What you should do:
For every line below, restate it exactly and drop the images.

━━━━━━━━━━━━━━━━

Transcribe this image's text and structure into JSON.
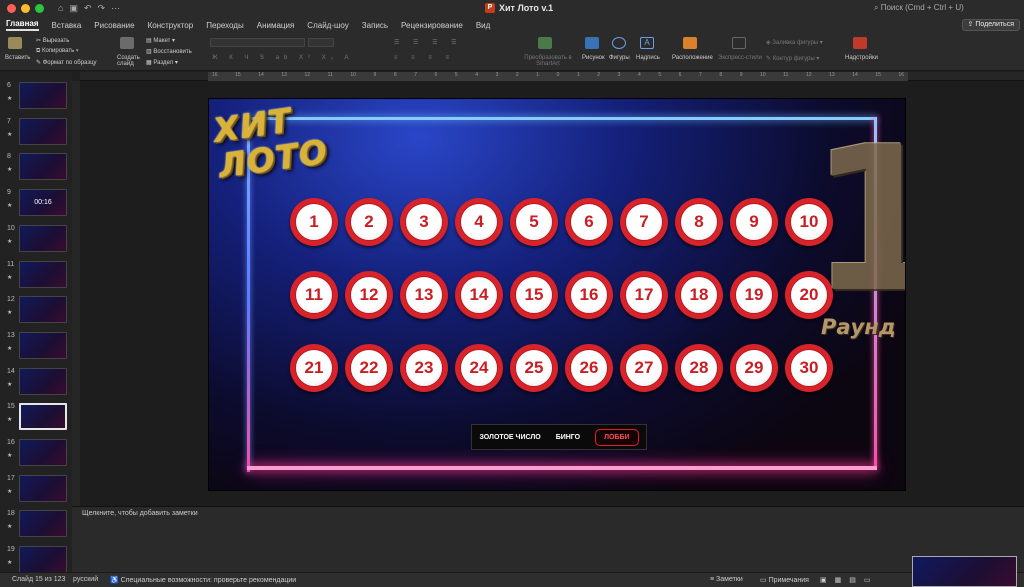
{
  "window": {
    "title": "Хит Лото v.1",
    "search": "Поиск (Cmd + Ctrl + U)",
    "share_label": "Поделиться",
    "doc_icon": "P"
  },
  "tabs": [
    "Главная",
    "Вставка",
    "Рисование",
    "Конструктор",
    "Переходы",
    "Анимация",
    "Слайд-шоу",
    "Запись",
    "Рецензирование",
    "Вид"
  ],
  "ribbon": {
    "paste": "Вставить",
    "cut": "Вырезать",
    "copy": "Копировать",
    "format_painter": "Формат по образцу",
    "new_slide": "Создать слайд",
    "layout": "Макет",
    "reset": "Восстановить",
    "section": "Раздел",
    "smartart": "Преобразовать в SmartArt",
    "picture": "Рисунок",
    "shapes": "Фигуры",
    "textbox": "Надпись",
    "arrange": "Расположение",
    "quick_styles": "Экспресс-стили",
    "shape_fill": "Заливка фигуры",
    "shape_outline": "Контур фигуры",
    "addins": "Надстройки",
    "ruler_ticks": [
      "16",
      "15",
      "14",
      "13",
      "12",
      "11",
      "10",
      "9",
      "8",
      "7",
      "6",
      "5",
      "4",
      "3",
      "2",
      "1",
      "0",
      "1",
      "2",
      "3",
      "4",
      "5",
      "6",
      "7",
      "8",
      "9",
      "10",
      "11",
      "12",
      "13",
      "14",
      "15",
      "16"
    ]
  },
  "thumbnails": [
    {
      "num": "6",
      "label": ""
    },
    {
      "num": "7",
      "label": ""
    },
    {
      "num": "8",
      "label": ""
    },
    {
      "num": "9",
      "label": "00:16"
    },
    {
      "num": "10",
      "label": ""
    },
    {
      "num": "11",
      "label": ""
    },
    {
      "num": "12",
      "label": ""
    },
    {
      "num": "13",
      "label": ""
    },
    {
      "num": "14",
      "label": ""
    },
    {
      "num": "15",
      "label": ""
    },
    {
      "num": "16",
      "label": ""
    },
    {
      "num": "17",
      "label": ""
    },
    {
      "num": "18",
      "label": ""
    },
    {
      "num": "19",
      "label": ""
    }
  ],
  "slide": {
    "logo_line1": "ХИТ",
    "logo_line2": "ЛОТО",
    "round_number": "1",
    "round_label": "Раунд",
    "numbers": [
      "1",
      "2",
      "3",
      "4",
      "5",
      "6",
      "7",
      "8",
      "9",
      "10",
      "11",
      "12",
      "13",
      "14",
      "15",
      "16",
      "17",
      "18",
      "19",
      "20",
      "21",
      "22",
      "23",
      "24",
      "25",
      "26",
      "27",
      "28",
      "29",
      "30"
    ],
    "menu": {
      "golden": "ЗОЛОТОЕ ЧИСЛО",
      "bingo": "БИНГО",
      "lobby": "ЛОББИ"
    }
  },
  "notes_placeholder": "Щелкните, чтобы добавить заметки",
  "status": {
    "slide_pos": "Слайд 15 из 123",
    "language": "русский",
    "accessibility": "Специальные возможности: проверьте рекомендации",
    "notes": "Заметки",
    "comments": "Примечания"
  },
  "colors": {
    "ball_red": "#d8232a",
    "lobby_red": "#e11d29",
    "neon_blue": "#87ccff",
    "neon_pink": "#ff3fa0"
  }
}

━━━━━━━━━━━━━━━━

Exercise output:
Transcribe this image's text and structure into JSON.
{
  "window": {
    "title": "Хит Лото v.1",
    "search": "Поиск (Cmd + Ctrl + U)",
    "share_label": "Поделиться",
    "doc_icon": "P"
  },
  "tabs": [
    "Главная",
    "Вставка",
    "Рисование",
    "Конструктор",
    "Переходы",
    "Анимация",
    "Слайд-шоу",
    "Запись",
    "Рецензирование",
    "Вид"
  ],
  "ribbon": {
    "paste": "Вставить",
    "cut": "Вырезать",
    "copy": "Копировать",
    "format_painter": "Формат по образцу",
    "new_slide": "Создать слайд",
    "layout": "Макет",
    "reset": "Восстановить",
    "section": "Раздел",
    "smartart": "Преобразовать в SmartArt",
    "picture": "Рисунок",
    "shapes": "Фигуры",
    "textbox": "Надпись",
    "arrange": "Расположение",
    "quick_styles": "Экспресс-стили",
    "shape_fill": "Заливка фигуры",
    "shape_outline": "Контур фигуры",
    "addins": "Надстройки",
    "ruler_ticks": [
      "16",
      "15",
      "14",
      "13",
      "12",
      "11",
      "10",
      "9",
      "8",
      "7",
      "6",
      "5",
      "4",
      "3",
      "2",
      "1",
      "0",
      "1",
      "2",
      "3",
      "4",
      "5",
      "6",
      "7",
      "8",
      "9",
      "10",
      "11",
      "12",
      "13",
      "14",
      "15",
      "16"
    ]
  },
  "thumbnails": [
    {
      "num": "6",
      "label": ""
    },
    {
      "num": "7",
      "label": ""
    },
    {
      "num": "8",
      "label": ""
    },
    {
      "num": "9",
      "label": "00:16"
    },
    {
      "num": "10",
      "label": ""
    },
    {
      "num": "11",
      "label": ""
    },
    {
      "num": "12",
      "label": ""
    },
    {
      "num": "13",
      "label": ""
    },
    {
      "num": "14",
      "label": ""
    },
    {
      "num": "15",
      "label": ""
    },
    {
      "num": "16",
      "label": ""
    },
    {
      "num": "17",
      "label": ""
    },
    {
      "num": "18",
      "label": ""
    },
    {
      "num": "19",
      "label": ""
    }
  ],
  "slide": {
    "logo_line1": "ХИТ",
    "logo_line2": "ЛОТО",
    "round_number": "1",
    "round_label": "Раунд",
    "numbers": [
      "1",
      "2",
      "3",
      "4",
      "5",
      "6",
      "7",
      "8",
      "9",
      "10",
      "11",
      "12",
      "13",
      "14",
      "15",
      "16",
      "17",
      "18",
      "19",
      "20",
      "21",
      "22",
      "23",
      "24",
      "25",
      "26",
      "27",
      "28",
      "29",
      "30"
    ],
    "menu": {
      "golden": "ЗОЛОТОЕ ЧИСЛО",
      "bingo": "БИНГО",
      "lobby": "ЛОББИ"
    }
  },
  "notes_placeholder": "Щелкните, чтобы добавить заметки",
  "status": {
    "slide_pos": "Слайд 15 из 123",
    "language": "русский",
    "accessibility": "Специальные возможности: проверьте рекомендации",
    "notes": "Заметки",
    "comments": "Примечания"
  },
  "colors": {
    "ball_red": "#d8232a",
    "lobby_red": "#e11d29",
    "neon_blue": "#87ccff",
    "neon_pink": "#ff3fa0"
  }
}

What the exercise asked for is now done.